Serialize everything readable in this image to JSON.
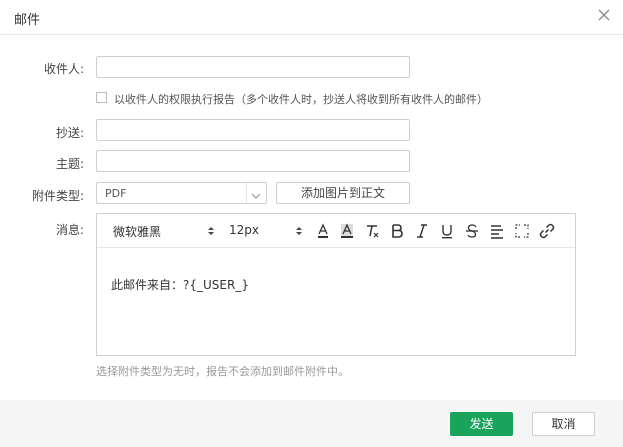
{
  "dialog": {
    "title": "邮件"
  },
  "form": {
    "recipient_label": "收件人:",
    "recipient_value": "",
    "permission_checkbox_checked": false,
    "permission_checkbox_label": "以收件人的权限执行报告（多个收件人时，抄送人将收到所有收件人的邮件）",
    "cc_label": "抄送:",
    "cc_value": "",
    "subject_label": "主题:",
    "subject_value": "",
    "attachment_type_label": "附件类型:",
    "attachment_type_value": "PDF",
    "add_image_button": "添加图片到正文",
    "message_label": "消息:",
    "hint": "选择附件类型为无时，报告不会添加到邮件附件中。"
  },
  "editor": {
    "font_family": "微软雅黑",
    "font_size": "12px",
    "content": "此邮件来自：?{_USER_}",
    "toolbar_icons": [
      "font-color-icon",
      "highlight-icon",
      "clear-format-icon",
      "bold-icon",
      "italic-icon",
      "underline-icon",
      "strikethrough-icon",
      "align-icon",
      "fullscreen-icon",
      "link-icon"
    ]
  },
  "footer": {
    "send_button": "发送",
    "cancel_button": "取消"
  },
  "colors": {
    "primary": "#1aa35b",
    "border": "#cfcfcf",
    "footer_bg": "#f5f5f5",
    "hint": "#999999"
  }
}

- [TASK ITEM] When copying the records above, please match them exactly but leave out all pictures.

- [OUTPUT FOR THIS TASK]
Serialize everything readable in this image to JSON.
{
  "dialog": {
    "title": "邮件"
  },
  "form": {
    "recipient_label": "收件人:",
    "recipient_value": "",
    "permission_checkbox_checked": false,
    "permission_checkbox_label": "以收件人的权限执行报告（多个收件人时，抄送人将收到所有收件人的邮件）",
    "cc_label": "抄送:",
    "cc_value": "",
    "subject_label": "主题:",
    "subject_value": "",
    "attachment_type_label": "附件类型:",
    "attachment_type_value": "PDF",
    "add_image_button": "添加图片到正文",
    "message_label": "消息:",
    "hint": "选择附件类型为无时，报告不会添加到邮件附件中。"
  },
  "editor": {
    "font_family": "微软雅黑",
    "font_size": "12px",
    "content": "此邮件来自：?{_USER_}",
    "toolbar_icons": [
      "font-color-icon",
      "highlight-icon",
      "clear-format-icon",
      "bold-icon",
      "italic-icon",
      "underline-icon",
      "strikethrough-icon",
      "align-icon",
      "fullscreen-icon",
      "link-icon"
    ]
  },
  "footer": {
    "send_button": "发送",
    "cancel_button": "取消"
  },
  "colors": {
    "primary": "#1aa35b",
    "border": "#cfcfcf",
    "footer_bg": "#f5f5f5",
    "hint": "#999999"
  }
}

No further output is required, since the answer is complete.